#### What is required
Nothing but the lines from the one containing "Convert this screenshot" through the end of the material should be restated, and each exactly.

#### Material to process
□ □ □ □ □

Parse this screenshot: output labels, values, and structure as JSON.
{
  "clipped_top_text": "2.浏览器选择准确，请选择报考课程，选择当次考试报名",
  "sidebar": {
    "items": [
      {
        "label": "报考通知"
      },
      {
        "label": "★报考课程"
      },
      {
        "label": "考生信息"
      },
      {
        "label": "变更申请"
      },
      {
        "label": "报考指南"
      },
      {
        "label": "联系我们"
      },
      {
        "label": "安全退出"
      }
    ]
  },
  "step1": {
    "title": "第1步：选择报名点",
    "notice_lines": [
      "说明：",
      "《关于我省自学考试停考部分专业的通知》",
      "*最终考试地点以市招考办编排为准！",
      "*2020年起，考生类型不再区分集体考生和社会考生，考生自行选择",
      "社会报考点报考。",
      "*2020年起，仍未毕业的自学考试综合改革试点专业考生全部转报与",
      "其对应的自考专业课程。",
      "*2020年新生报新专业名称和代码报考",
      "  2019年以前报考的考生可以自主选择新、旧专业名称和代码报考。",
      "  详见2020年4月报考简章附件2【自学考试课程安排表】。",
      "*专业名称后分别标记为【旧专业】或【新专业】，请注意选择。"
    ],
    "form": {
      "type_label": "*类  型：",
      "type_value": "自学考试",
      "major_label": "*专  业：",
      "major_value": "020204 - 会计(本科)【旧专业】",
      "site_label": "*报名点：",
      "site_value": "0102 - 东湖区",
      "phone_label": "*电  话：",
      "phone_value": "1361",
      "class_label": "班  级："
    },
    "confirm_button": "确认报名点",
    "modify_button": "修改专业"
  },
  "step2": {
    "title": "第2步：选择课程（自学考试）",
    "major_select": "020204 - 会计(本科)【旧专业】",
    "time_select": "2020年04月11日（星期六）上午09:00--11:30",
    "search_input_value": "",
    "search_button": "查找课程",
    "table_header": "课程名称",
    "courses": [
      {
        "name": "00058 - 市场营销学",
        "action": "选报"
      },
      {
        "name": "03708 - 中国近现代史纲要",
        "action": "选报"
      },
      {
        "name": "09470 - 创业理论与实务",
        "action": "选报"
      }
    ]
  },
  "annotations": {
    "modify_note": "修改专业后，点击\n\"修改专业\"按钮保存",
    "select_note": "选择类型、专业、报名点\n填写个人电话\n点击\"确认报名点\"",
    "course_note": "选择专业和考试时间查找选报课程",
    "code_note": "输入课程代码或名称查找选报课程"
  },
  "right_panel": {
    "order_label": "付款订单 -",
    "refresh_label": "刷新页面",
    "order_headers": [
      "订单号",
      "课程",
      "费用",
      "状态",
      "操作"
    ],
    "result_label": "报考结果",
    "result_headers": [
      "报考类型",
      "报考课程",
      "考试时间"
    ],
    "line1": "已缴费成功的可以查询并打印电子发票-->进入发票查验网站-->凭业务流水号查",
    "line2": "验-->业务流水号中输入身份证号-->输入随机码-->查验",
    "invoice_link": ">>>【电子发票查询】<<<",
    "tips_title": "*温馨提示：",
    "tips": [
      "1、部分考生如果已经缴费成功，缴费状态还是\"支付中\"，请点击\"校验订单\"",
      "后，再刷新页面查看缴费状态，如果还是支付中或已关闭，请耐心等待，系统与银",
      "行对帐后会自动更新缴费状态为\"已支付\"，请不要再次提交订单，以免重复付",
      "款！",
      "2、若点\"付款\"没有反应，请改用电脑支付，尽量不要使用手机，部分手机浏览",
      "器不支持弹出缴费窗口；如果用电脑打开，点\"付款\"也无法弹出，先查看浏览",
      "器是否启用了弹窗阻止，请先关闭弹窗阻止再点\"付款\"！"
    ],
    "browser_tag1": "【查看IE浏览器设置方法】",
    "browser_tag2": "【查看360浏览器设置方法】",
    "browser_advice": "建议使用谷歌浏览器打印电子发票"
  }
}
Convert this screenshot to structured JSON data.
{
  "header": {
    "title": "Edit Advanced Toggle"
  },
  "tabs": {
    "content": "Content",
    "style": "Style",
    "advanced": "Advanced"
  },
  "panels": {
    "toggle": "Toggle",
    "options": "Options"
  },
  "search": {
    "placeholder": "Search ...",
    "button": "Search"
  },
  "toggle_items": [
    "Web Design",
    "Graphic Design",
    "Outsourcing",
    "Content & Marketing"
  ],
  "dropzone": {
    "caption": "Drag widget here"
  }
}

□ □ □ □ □

#### Your response
Convert this screenshot to structured JSON data.
{
  "header": {
    "title": "Edit Advanced Toggle"
  },
  "tabs": {
    "content": "Content",
    "style": "Style",
    "advanced": "Advanced"
  },
  "panels": {
    "toggle": "Toggle",
    "options": "Options"
  },
  "search": {
    "placeholder": "Search ...",
    "button": "Search"
  },
  "toggle_items": [
    "Web Design",
    "Graphic Design",
    "Outsourcing",
    "Content & Marketing"
  ],
  "dropzone": {
    "caption": "Drag widget here"
  }
}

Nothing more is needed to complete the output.